> [Required work]: Which lines of the entries contain the word "delta"? Please list them.

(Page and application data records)
....................
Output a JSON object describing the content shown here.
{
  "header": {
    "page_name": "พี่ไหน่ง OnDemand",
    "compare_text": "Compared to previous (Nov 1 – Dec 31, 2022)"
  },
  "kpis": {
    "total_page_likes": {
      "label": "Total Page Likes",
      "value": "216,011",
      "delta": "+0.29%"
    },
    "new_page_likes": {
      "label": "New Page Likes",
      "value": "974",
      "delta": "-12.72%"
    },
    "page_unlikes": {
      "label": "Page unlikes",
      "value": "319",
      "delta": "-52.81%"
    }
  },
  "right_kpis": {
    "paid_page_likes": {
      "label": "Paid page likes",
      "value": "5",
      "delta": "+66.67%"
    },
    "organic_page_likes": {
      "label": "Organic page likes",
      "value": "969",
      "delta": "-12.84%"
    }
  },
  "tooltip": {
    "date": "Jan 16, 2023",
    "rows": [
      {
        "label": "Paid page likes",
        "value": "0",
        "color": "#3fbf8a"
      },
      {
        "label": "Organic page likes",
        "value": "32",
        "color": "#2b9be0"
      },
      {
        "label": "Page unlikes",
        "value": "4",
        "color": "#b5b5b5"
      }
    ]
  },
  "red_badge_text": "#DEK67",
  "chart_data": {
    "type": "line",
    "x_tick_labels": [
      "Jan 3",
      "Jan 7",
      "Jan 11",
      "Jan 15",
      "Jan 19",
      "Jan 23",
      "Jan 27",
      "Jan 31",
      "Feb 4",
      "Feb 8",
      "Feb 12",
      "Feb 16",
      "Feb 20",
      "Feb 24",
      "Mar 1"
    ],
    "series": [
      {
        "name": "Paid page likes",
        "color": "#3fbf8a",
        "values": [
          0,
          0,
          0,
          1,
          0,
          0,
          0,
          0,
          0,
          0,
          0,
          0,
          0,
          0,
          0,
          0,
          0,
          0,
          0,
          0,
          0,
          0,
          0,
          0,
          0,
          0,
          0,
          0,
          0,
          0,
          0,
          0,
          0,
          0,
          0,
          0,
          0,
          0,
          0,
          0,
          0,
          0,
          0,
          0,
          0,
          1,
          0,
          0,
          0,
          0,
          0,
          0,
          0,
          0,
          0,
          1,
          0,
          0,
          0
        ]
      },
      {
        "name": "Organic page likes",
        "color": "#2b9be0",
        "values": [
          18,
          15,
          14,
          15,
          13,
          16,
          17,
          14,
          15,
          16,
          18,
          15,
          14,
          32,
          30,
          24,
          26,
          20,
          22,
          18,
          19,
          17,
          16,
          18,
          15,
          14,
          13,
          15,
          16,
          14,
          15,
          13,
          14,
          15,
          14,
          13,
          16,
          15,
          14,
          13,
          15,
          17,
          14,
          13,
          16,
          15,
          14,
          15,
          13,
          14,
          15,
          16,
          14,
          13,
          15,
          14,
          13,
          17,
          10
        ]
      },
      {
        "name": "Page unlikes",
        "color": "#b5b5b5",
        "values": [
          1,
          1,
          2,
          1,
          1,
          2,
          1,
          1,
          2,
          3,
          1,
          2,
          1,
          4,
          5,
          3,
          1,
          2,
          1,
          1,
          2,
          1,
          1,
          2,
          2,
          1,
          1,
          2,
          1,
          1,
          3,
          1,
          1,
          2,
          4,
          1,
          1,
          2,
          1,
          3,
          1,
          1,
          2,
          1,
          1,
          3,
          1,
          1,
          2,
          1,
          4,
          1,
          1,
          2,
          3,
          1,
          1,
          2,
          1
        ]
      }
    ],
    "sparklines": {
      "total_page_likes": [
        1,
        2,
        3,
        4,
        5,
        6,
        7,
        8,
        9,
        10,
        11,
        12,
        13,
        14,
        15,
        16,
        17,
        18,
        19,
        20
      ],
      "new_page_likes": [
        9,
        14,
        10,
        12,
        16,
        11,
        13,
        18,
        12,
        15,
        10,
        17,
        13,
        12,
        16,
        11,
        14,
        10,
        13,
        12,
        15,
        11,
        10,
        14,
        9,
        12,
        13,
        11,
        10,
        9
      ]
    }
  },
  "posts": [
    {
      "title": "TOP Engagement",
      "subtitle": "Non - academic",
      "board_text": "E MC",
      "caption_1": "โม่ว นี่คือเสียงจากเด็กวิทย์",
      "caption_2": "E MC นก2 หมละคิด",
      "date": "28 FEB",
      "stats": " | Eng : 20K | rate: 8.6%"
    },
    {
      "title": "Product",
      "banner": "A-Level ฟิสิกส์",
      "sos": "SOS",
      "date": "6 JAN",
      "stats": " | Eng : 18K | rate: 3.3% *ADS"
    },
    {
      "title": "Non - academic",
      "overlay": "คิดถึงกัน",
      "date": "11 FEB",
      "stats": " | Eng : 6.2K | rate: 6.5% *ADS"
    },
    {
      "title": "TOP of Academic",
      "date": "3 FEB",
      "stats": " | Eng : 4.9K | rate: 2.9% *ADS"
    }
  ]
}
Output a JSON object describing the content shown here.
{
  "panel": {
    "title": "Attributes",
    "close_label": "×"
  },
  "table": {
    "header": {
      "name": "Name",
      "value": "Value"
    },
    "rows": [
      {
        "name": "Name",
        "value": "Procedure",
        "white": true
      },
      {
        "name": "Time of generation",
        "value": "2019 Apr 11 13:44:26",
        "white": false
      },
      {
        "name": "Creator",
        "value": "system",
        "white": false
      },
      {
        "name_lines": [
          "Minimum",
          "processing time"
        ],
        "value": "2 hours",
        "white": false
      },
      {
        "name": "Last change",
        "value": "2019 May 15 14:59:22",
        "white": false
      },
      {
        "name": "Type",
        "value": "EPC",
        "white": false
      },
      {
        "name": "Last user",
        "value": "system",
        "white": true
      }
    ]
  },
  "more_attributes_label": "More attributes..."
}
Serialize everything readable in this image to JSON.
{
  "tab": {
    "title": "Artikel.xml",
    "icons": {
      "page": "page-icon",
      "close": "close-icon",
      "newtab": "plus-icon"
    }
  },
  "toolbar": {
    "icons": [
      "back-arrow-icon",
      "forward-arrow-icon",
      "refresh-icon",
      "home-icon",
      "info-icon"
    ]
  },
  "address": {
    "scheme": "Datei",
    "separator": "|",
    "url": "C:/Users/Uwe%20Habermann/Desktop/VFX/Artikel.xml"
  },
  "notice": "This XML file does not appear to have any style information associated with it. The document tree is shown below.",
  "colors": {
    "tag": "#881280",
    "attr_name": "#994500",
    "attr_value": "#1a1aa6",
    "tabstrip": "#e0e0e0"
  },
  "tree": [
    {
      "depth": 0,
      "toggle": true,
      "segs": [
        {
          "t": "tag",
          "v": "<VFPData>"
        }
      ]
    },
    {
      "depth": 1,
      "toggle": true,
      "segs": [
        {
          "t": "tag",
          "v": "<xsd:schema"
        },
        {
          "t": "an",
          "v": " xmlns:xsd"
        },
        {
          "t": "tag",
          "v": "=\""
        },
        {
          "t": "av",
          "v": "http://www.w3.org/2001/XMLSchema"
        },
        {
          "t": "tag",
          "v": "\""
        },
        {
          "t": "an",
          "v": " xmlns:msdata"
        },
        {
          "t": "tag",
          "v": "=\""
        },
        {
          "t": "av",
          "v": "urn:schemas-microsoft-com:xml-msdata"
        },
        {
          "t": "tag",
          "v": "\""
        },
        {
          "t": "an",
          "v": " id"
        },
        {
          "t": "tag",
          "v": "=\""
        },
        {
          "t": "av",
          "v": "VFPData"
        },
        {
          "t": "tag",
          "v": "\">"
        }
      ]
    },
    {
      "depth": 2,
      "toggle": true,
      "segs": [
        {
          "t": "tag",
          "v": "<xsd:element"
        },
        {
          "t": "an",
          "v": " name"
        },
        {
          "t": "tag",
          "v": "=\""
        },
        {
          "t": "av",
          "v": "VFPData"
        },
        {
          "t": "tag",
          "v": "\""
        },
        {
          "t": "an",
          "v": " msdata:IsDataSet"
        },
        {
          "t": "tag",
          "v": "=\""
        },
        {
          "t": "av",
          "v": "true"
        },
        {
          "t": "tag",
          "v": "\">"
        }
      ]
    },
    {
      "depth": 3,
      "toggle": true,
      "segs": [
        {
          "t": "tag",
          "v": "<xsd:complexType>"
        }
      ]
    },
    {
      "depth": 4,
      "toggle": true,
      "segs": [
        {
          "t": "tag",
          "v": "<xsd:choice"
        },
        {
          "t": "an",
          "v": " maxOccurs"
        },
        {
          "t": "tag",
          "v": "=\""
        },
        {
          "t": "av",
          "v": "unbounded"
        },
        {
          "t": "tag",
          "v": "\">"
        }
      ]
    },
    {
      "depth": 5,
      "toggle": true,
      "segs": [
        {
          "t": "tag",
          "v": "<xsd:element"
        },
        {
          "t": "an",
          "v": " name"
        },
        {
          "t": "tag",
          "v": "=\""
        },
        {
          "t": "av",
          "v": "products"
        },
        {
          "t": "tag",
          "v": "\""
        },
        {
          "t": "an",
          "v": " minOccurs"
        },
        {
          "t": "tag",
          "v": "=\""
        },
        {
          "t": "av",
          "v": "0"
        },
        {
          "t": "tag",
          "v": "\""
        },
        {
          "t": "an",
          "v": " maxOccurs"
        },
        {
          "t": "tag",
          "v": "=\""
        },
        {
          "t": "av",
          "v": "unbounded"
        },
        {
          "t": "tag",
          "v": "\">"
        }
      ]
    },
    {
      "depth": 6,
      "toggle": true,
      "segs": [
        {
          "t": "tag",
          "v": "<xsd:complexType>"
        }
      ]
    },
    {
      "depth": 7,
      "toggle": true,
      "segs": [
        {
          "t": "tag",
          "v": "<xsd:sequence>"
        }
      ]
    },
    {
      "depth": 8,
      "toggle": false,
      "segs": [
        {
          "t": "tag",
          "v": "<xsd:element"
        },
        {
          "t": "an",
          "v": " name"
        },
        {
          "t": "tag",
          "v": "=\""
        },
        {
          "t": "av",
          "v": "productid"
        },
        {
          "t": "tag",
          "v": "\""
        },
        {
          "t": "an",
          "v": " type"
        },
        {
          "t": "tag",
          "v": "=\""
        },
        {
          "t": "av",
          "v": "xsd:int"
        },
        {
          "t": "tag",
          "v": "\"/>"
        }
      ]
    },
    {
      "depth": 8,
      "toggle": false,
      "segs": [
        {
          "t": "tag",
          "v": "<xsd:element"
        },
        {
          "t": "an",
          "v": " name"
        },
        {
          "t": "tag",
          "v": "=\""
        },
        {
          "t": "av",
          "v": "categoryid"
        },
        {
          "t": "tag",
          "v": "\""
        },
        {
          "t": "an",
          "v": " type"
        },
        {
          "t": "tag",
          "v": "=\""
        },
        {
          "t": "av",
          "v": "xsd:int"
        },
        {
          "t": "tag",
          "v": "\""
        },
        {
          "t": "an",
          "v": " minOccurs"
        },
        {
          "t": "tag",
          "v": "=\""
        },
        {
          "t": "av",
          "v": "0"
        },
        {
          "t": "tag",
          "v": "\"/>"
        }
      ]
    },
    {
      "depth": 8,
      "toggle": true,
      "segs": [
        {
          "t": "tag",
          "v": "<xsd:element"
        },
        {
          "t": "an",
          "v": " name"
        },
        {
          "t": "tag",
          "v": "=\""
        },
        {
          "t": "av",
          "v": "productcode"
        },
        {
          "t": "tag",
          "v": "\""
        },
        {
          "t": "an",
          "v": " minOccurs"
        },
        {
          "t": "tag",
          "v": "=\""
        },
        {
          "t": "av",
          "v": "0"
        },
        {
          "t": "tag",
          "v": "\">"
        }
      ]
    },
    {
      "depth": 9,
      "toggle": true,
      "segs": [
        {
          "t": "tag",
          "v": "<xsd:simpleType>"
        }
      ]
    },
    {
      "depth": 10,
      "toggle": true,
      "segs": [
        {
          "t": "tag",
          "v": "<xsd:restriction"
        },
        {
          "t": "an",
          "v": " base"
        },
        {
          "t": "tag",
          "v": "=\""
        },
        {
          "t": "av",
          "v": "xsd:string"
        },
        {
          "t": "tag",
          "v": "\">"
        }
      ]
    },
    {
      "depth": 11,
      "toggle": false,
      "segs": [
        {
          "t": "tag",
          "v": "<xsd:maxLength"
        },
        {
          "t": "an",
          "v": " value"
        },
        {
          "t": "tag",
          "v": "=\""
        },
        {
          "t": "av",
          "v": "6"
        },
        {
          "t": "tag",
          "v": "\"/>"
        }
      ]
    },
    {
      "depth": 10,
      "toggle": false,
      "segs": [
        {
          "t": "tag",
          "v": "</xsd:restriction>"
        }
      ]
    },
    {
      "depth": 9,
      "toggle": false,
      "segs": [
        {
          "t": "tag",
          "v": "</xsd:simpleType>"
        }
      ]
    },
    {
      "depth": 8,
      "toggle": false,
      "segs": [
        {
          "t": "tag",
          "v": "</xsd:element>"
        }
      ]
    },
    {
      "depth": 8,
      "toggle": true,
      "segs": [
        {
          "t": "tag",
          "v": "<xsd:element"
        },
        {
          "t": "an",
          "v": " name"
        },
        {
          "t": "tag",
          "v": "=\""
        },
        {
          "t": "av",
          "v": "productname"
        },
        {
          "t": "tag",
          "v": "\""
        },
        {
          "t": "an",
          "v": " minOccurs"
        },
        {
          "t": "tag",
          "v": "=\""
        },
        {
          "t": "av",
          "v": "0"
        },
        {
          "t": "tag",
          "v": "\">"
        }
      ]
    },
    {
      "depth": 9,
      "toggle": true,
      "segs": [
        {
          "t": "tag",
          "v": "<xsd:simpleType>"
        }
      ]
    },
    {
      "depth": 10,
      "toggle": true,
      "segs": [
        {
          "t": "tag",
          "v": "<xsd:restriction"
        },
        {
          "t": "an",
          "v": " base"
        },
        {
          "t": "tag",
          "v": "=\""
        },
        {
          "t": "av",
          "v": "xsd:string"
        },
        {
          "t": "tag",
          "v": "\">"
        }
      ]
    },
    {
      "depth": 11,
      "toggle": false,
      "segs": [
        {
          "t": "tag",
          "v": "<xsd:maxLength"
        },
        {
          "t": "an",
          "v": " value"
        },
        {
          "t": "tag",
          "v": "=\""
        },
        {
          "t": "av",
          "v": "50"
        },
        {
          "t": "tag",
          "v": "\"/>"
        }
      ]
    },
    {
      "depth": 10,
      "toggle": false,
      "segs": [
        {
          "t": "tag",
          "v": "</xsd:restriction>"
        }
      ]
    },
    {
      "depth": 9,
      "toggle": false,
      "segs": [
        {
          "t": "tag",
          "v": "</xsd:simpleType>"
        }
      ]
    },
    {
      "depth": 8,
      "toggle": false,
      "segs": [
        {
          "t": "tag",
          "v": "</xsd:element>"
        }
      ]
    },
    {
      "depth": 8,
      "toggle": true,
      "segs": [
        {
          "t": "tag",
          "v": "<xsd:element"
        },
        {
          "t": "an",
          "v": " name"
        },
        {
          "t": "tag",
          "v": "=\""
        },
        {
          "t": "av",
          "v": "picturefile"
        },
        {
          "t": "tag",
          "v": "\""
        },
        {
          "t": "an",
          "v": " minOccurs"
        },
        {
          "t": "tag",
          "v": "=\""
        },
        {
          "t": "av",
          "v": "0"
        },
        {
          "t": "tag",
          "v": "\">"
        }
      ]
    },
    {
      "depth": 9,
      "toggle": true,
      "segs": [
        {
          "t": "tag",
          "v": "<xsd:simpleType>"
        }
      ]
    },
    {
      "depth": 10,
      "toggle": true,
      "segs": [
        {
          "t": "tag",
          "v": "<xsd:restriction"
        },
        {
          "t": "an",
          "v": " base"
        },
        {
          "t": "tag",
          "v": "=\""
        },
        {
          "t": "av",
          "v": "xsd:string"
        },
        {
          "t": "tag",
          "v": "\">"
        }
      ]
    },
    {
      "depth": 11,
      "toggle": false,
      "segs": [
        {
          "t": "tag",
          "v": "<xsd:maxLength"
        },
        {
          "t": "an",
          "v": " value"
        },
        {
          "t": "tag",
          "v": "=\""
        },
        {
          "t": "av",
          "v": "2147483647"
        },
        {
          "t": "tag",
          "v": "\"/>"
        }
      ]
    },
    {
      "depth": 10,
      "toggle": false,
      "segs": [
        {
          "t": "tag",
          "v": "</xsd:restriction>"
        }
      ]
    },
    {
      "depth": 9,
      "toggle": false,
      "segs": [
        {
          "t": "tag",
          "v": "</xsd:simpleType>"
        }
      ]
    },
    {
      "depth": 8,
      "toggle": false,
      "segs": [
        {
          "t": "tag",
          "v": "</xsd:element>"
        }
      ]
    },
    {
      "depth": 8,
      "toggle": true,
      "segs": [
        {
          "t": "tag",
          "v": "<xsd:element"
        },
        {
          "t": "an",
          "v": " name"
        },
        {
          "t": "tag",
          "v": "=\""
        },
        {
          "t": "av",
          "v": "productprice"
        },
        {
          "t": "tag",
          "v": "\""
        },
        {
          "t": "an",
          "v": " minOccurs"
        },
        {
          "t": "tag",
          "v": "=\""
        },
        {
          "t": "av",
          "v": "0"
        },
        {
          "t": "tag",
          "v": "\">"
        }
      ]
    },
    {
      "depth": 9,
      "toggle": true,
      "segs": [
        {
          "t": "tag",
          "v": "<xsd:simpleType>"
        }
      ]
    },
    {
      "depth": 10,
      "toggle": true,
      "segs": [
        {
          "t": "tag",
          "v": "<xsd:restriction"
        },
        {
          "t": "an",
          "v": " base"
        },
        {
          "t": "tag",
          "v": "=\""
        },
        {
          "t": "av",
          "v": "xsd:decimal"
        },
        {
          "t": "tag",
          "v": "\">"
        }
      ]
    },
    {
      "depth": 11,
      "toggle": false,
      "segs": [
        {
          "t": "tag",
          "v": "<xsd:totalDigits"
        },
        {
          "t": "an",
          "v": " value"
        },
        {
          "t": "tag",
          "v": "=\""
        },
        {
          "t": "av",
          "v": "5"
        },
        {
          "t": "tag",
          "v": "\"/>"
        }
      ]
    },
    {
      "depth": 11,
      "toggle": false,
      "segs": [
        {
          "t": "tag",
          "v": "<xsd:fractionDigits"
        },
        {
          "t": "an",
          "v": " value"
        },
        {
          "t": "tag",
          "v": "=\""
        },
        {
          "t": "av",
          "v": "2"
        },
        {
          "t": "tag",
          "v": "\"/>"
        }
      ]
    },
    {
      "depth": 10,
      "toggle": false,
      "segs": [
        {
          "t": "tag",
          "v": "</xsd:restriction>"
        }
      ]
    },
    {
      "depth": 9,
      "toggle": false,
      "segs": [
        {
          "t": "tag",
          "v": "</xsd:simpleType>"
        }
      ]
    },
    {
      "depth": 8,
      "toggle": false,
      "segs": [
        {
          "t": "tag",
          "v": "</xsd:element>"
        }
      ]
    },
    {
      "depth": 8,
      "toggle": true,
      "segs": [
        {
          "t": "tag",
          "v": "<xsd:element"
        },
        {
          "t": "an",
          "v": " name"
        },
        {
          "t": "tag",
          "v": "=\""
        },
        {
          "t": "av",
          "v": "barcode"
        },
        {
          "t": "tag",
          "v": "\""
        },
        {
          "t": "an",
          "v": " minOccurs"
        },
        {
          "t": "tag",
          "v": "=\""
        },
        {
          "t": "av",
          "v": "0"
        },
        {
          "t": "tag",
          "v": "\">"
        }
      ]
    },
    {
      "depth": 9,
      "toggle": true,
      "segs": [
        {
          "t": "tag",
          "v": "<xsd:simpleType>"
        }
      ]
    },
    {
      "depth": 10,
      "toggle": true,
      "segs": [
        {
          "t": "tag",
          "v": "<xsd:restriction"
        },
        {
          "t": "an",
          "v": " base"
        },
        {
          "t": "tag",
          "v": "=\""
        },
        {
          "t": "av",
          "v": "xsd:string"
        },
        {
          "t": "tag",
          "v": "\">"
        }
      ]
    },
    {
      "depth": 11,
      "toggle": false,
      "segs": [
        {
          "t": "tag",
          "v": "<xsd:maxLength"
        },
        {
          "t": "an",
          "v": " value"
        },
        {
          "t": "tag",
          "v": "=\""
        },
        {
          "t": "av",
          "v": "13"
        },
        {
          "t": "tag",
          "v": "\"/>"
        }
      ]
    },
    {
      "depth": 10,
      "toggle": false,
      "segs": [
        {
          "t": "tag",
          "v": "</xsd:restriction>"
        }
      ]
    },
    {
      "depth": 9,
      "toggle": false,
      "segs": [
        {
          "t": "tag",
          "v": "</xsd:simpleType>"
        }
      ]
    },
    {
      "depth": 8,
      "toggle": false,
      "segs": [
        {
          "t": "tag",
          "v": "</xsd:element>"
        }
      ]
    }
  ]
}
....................
> [Task result]:
      "delta": "+0.29%"
      "delta": "-12.72%"
      "delta": "-52.81%"
      "delta": "+66.67%"
      "delta": "-12.84%"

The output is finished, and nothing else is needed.